I have inadvertently applied the safety while pulling back the MAC50’s slide. In one way it is a positive safety feature, as the pistol is rendered safe during the process of chambering a round. But, it is a feature that could get the user killed if he failed to realize his pistol was on safe. The solution that I developed and that was used by some French Foreign Legionnaires with whom I was acquainted was to always carry the pistol with the safety applied whether in Condition One or Condition Three and to always flick the safety off with the thumb, even if a round had just been chambered prior to engagement. Simply put, with the MAC50 always operate on the assumption the safety is on and to be flicked off prior to engagement.
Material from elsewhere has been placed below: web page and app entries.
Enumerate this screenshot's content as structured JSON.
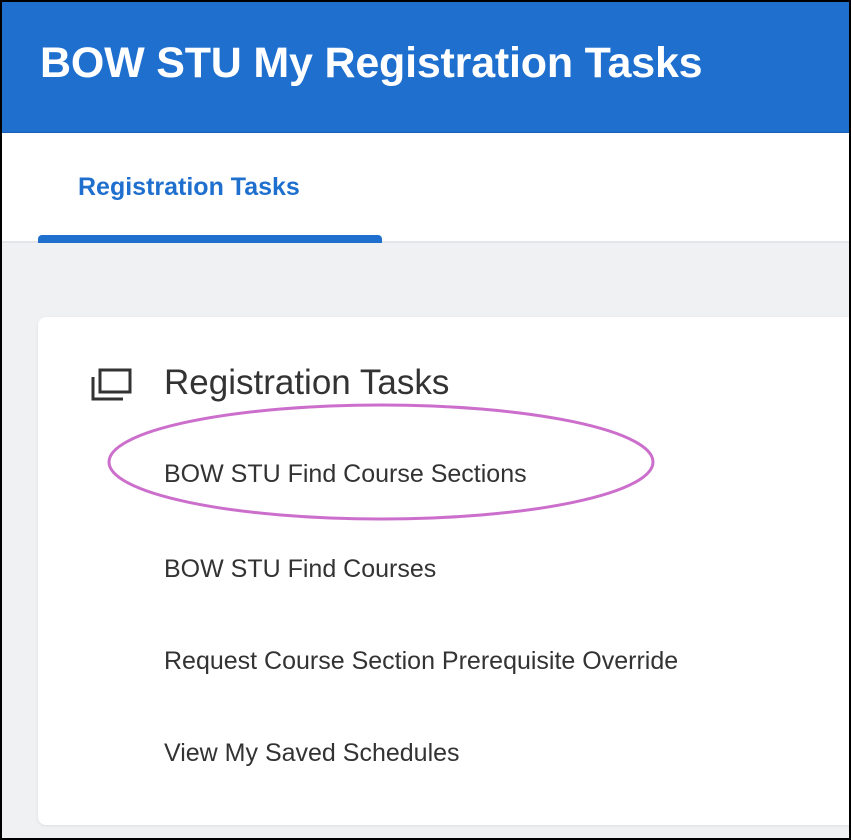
{
  "header": {
    "title": "BOW STU My Registration Tasks"
  },
  "tabs": [
    {
      "label": "Registration Tasks",
      "active": true
    }
  ],
  "card": {
    "icon": "stacked-windows-icon",
    "title": "Registration Tasks",
    "tasks": [
      {
        "label": "BOW STU Find Course Sections"
      },
      {
        "label": "BOW STU Find Courses"
      },
      {
        "label": "Request Course Section Prerequisite Override"
      },
      {
        "label": "View My Saved Schedules"
      }
    ]
  },
  "annotation": {
    "shape": "ellipse",
    "target": "BOW STU Find Course Sections",
    "color": "#cc6fcc"
  },
  "colors": {
    "brand_blue": "#1f6fcf",
    "text_dark": "#333333",
    "page_background": "#f0f1f2"
  }
}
Other than the issue with the safety, I have always found the MAC50 very reliable. I would rate its sights above average for a service pistol, the rear notch being wide enough to allow quick acquisition. The long grip is comfortable. Mag changes are easy as the release button is reachable and the retention spring kicks the mags out quickly. Takedown is easy and lubing the internals is easily carried out after removing the lock work as a unit. I would note that it takes a little care to make sure the slide release/takedown lever is fully seated when it is replaced. Trigger pull on the MAC50s I’ve shot has always been good.
When working on this article, I fired 100 rounds through my MAC50. My 25-yard groups were all fired with 115-grain FMJ ammo, as I felt that for a military pistol dating to the early 1950s that was appropriate. Accuracy was more than acceptable, with my better 5-shot groups in the 3.5" range. Reliability was 100%.
At one time or another I’ve ended up being somewhere that required me to carry an older military pistol. That has never been the case with the MAC50. I have shot it in training with some French troops, but it has never been a pistol I carried in harm’s way. If that were the case, it wouldn’t be my first choice, but it wouldn’t be my last choice either. French troops fought in a lot of colonial campaigns during the second half of the 20th Century and saw combat in the First and second Gulf Wars, as well as in Afghanistan. Quite a few of them were carrying MAC50 pistols. It’s seen combat in some rugged places and performed well enough to have lasted.
I consider the MAC50 a classic military pistol. I’ve owned one for many years and am glad to have it. Should any of the large number of MAC50s still held in reserve by the French be imported into the United States, I would certainly try to acquire a serviceable MAS50 as a companion to my MAC50.
FRENCH MAC50 PISTOL
Action: Locked Breech, Short Recoil, Semi-Auto
Overall Length: 7.7"
Barrel Length: 4.4"
Weight: 30 oz.
Magazine Capacity: 9-rounds
Sights: Front: Grooved Ramp, Rear: Notch
NOTE: Original French MAC50 manuals are available through Northridge International: https://www.northridgeinc.com/product-p/book-mac50.htm